The host of the show would make a terrible police interrogator as she seems terrified to ask any tough questions of anyone. She seems like the quintessential NPR host who would rather be PC than get to the heart of a matter, like we must respect everyone’s point of view. At times I get the feeling that the host is talking to a bunch of toddlers about who broke something and she takes everything they say as beyond reproach, at least when she is talking to them directly. At one point when she is interviewing some kid she says, "I don't mean to sound judgy or something but was there like any point when you should go tell the cops." Like her being "judgy" is the worst thing someone could do trying to get to the bottom of the case of a young woman brutally murdered and dumped in the woods. Grow a fucking pair and stop being afraid to make the little shits you are interviewing squirm a little.

At one point, while not actually asking who may have killed the girl if it wasn’t the kid the host talks with someone about an earlier murder case of a young Asian woman and they tell they host about the killer, “…and he said that he got out and became active for fourteen months, his release date was January 1, ’99.” The host gasps, “Oh my God.” Just why she gasps is strange because the older case was about a sex crime, that this criminal always had sex with his victims, a point not even mentioned by gasping and grasping for straws host. She does ask who is more likely to have killed the girl: the career criminal or the boy who had never been in trouble before? News flash: every criminal has to begin with a crime so the "never been in trouble before defense" is just stupid. In fact, almost all murders are committed by people who know the victim.

A little later in the final episode when the kid is told that they are finally going to check DNA samples in the case after 16 years (15 of which he has been locked up) he says, “There’s nothing about my case that I’m afraid of,” and we are left hanging without a response or challenge from the host, like this shows how he must be innocent. Of course the kid isn’t afraid of his case, he’s already serving life in prison in a state without a death penalty so what more can they do to him?

5 comments:

  1. NPR hosts possess a superlative capacity for dramatic journalizing. Unfortunately, their hosts, reporters and producers also infect the news to nauseating affect. It’s propaganda. This American Life (TAL) is particularly ponderous. Unfortunately, the success of TAL legitimized the style among NPR courtiers and clergy. And its elite, effete listeners who (mostly don't) financially support NPR demand the predictably pleasant proselytizing. Serial is overly-produced news-like product. It’s pablum.

    ReplyDelete
  2. I read this critique some time back. It's spot on, and it comports with your analysis.

    http://gawker.com/what-serial-gets-wrong-1660778617

    ReplyDelete
  3. She is a terrible interviewer because she is terrified of asking difficult questions. She makes almost no mention of the kid's religion and how that could have been a factor in his motivation.

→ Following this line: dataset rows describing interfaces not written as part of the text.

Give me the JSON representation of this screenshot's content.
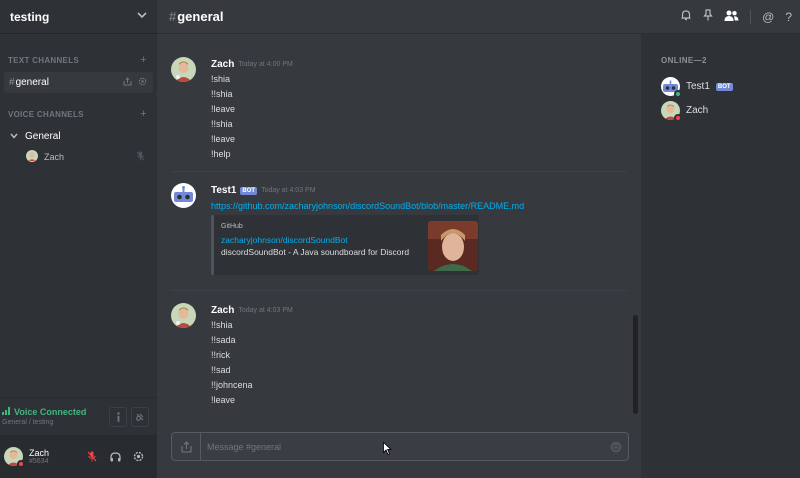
{
  "server": {
    "name": "testing"
  },
  "sidebar": {
    "text_category": "TEXT CHANNELS",
    "voice_category": "VOICE CHANNELS",
    "text_channels": [
      {
        "name": "general"
      }
    ],
    "voice_channels": [
      {
        "name": "General",
        "users": [
          {
            "name": "Zach"
          }
        ]
      }
    ]
  },
  "voice_status": {
    "title": "Voice Connected",
    "subtitle": "General / testing"
  },
  "user": {
    "name": "Zach",
    "tag": "#5634"
  },
  "header": {
    "channel": "general"
  },
  "messages": [
    {
      "author": "Zach",
      "timestamp": "Today at 4:00 PM",
      "lines": [
        "!shia",
        "!!shia",
        "!leave",
        "!!shia",
        "!leave",
        "!help"
      ]
    },
    {
      "author": "Test1",
      "bot_tag": "BOT",
      "timestamp": "Today at 4:03 PM",
      "link": "https://github.com/zacharyjohnson/discordSoundBot/blob/master/README.md",
      "embed": {
        "provider": "GitHub",
        "title": "zacharyjohnson/discordSoundBot",
        "description": "discordSoundBot - A Java soundboard for Discord"
      }
    },
    {
      "author": "Zach",
      "timestamp": "Today at 4:03 PM",
      "lines": [
        "!!shia",
        "!!sada",
        "!!rick",
        "!!sad",
        "!!johncena",
        "!leave"
      ]
    }
  ],
  "composer": {
    "placeholder": "Message #general"
  },
  "members": {
    "header": "ONLINE—2",
    "list": [
      {
        "name": "Test1",
        "bot_tag": "BOT",
        "status_color": "#43b581"
      },
      {
        "name": "Zach",
        "status_color": "#f04747"
      }
    ]
  },
  "colors": {
    "accent": "#7289da",
    "link": "#00b0f4",
    "online": "#43b581",
    "dnd": "#f04747"
  }
}
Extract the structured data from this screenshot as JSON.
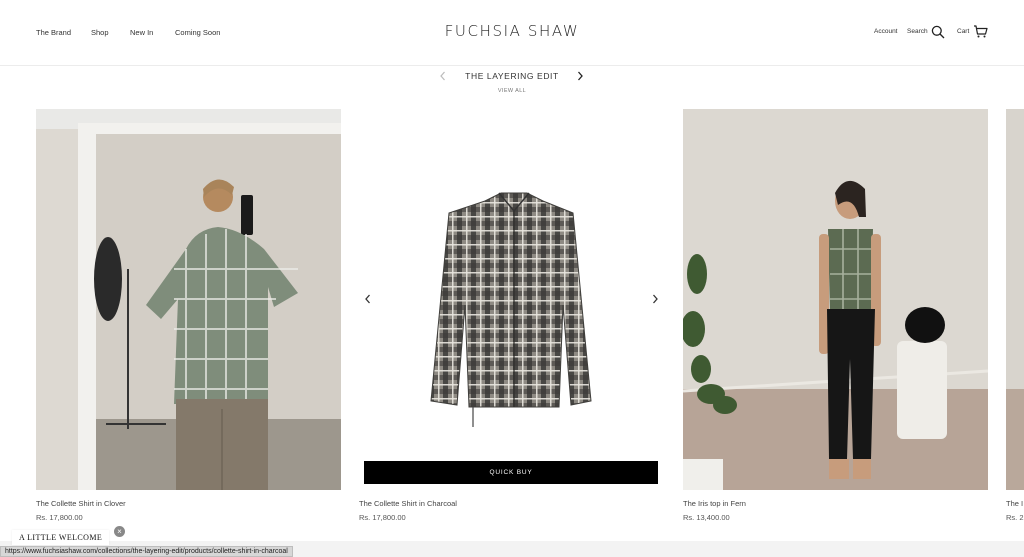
{
  "header": {
    "nav_left": [
      "The Brand",
      "Shop",
      "New In",
      "Coming Soon"
    ],
    "brand": "FUCHSIA SHAW",
    "account": "Account",
    "search": "Search",
    "cart": "Cart"
  },
  "collection": {
    "title": "THE LAYERING EDIT",
    "view_all": "VIEW ALL"
  },
  "products": [
    {
      "name": "The Collette Shirt in Clover",
      "price": "Rs. 17,800.00"
    },
    {
      "name": "The Collette Shirt in Charcoal",
      "price": "Rs. 17,800.00",
      "quick_buy": "QUICK BUY"
    },
    {
      "name": "The Iris top in Fern",
      "price": "Rs. 13,400.00"
    },
    {
      "name": "The I",
      "price": "Rs. 2"
    }
  ],
  "popup": {
    "label": "A LITTLE WELCOME",
    "close": "×"
  },
  "status_bar": {
    "url": "https://www.fuchsiashaw.com/collections/the-layering-edit/products/collette-shirt-in-charcoal"
  },
  "colors": {
    "quick_buy_bg": "#000000",
    "text": "#222222"
  }
}
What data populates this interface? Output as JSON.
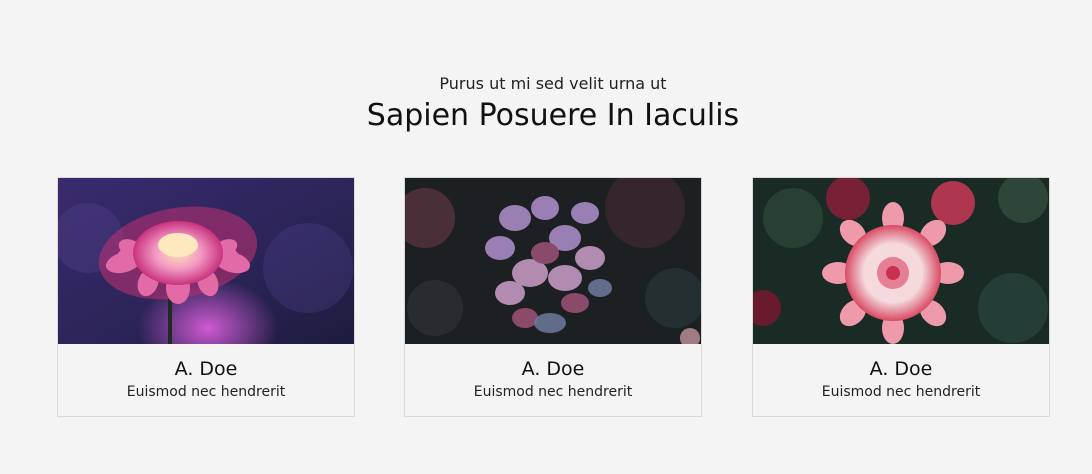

    ReplyDelete
  4. Yup. That's the NPR way. As a former public radio employee, I can tell you this style/posture is a feature, not a bug.

    ReplyDelete

If you can't say something nice, say it here.